→ **Problem to work on**:
Repeat back the entries that follow, keeping every word as it is.
++++++++++++++++++++
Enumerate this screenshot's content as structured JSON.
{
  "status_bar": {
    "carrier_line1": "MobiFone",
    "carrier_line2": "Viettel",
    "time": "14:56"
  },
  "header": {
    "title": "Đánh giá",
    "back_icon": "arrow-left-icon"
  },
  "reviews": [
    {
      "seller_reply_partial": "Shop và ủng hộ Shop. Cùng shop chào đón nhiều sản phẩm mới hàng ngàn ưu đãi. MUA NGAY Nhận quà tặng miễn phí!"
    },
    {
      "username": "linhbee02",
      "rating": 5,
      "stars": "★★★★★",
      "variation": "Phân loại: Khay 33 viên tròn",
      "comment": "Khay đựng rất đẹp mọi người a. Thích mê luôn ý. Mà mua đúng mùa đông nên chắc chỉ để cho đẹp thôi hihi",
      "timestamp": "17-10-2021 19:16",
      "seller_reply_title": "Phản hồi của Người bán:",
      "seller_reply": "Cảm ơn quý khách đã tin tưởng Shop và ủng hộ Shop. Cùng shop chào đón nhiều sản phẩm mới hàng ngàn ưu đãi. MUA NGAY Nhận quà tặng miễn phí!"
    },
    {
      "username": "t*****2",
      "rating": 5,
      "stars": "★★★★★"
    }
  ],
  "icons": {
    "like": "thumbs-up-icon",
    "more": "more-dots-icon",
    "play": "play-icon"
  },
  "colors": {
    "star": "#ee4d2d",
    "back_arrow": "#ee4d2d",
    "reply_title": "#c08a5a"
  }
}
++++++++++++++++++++
→ **Completed task**:
Enumerate this screenshot's content as structured JSON.
{
  "status_bar": {
    "carrier_line1": "MobiFone",
    "carrier_line2": "Viettel",
    "time": "14:56"
  },
  "header": {
    "title": "Đánh giá",
    "back_icon": "arrow-left-icon"
  },
  "reviews": [
    {
      "seller_reply_partial": "Shop và ủng hộ Shop. Cùng shop chào đón nhiều sản phẩm mới hàng ngàn ưu đãi. MUA NGAY Nhận quà tặng miễn phí!"
    },
    {
      "username": "linhbee02",
      "rating": 5,
      "stars": "★★★★★",
      "variation": "Phân loại: Khay 33 viên tròn",
      "comment": "Khay đựng rất đẹp mọi người a. Thích mê luôn ý. Mà mua đúng mùa đông nên chắc chỉ để cho đẹp thôi hihi",
      "timestamp": "17-10-2021 19:16",
      "seller_reply_title": "Phản hồi của Người bán:",
      "seller_reply": "Cảm ơn quý khách đã tin tưởng Shop và ủng hộ Shop. Cùng shop chào đón nhiều sản phẩm mới hàng ngàn ưu đãi. MUA NGAY Nhận quà tặng miễn phí!"
    },
    {
      "username": "t*****2",
      "rating": 5,
      "stars": "★★★★★"
    }
  ],
  "icons": {
    "like": "thumbs-up-icon",
    "more": "more-dots-icon",
    "play": "play-icon"
  },
  "colors": {
    "star": "#ee4d2d",
    "back_arrow": "#ee4d2d",
    "reply_title": "#c08a5a"
  }
}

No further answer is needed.